Opening the microbial ‘black box’
In 2013, Australian Centre for Ecogenomics (ACE) at UQ’s School of Chemistry & Molecular Biosciences, in collaboration with a number of national and international research groups, published three high profile papers applying genomic techniques to expand our understanding of the microbiological world. "Ecogenomics" is an umbrella term for molecular methods that bypass the need to grow microorganisms in pure culture. This is important because only a fraction of the microbial species present in nature can be grown in the laboratory.
The first study, published in Nature Biotechnology in late June with colleagues at the University of Aalborg in Denmark, describes a new approach for recovering high quality population genomes from environmental shotgun sequence (metagenomic) data. This provides a new tool for the global initiative to fill out the microbial tree of life with representative genome sequences providing the basis for an improved understanding of ecology and evolution.

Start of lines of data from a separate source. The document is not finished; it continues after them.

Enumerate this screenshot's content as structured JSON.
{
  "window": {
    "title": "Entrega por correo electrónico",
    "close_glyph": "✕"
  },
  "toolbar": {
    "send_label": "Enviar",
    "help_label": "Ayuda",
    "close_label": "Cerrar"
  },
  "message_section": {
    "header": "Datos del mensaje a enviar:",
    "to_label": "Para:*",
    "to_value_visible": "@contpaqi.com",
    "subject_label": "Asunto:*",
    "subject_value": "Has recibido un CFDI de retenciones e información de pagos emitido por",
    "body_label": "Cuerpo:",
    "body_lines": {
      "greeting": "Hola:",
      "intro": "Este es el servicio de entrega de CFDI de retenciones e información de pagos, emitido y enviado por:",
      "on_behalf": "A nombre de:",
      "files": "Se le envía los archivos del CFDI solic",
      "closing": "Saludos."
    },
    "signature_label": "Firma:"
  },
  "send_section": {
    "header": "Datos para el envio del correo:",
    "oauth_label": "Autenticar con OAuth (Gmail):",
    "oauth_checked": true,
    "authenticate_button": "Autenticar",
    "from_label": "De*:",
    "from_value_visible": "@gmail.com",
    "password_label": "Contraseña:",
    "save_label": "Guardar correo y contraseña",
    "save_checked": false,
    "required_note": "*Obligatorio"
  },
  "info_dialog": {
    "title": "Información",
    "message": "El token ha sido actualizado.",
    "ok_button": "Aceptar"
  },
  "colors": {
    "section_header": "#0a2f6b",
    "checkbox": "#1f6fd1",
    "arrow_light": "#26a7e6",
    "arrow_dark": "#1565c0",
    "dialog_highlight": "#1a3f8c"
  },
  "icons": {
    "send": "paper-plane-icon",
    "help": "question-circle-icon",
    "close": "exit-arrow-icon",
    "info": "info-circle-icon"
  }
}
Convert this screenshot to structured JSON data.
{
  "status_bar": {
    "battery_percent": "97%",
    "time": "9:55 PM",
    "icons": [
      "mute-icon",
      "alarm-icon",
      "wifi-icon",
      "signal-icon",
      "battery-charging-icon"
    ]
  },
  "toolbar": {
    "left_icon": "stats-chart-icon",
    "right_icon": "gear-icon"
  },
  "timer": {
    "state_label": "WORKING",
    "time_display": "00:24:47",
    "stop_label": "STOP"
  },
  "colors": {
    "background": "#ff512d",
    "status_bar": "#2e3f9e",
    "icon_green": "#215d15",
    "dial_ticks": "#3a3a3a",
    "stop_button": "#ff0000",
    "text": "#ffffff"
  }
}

The second study published in Nature in mid July with colleagues from the DOE Joint Genome Institute in California, applied single cell genomics to recover 201 genome sequences representing 29 major microbial branches of the tree of life.
The most recent paper published in Nature in late July with colleagues from UQ's Advanced Water Management Centre describes the discovery of a novel microorganism from the UQ lake, which couples nitrate respiration to methane conversion into carbon dioxide.
Methane is approximately 23 times more potent as a greenhouse gas than carbon dioxide, and this research has shown that the newly-discovered microbe, Methanoperedens nitroreducens, can play a direct role in reducing methane emissions in aquatic habitats.
This biological coupling of the nitrogen and carbon cycles had been predicted, but until now, had not been demonstrated.
ACE Director Professor Philip Hugenholtz says that the methods used in these studies will help to shed light on all areas which rely on microbial functions. “We owe our existence to microbes,” he said.
“From wastewater sanitation, to biofuels, beer and human disease, microbes have an important function in almost every process that goes on around us.
“Most of these functions are still ‘black box’, unexplored and unknown as many microbes cannot be grown in the lab, but the research techniques developed at ACE will greatly accelerate our ability to discover and study uncultured microbes.
“The next exciting part is using these microbes to human benefit,” he said.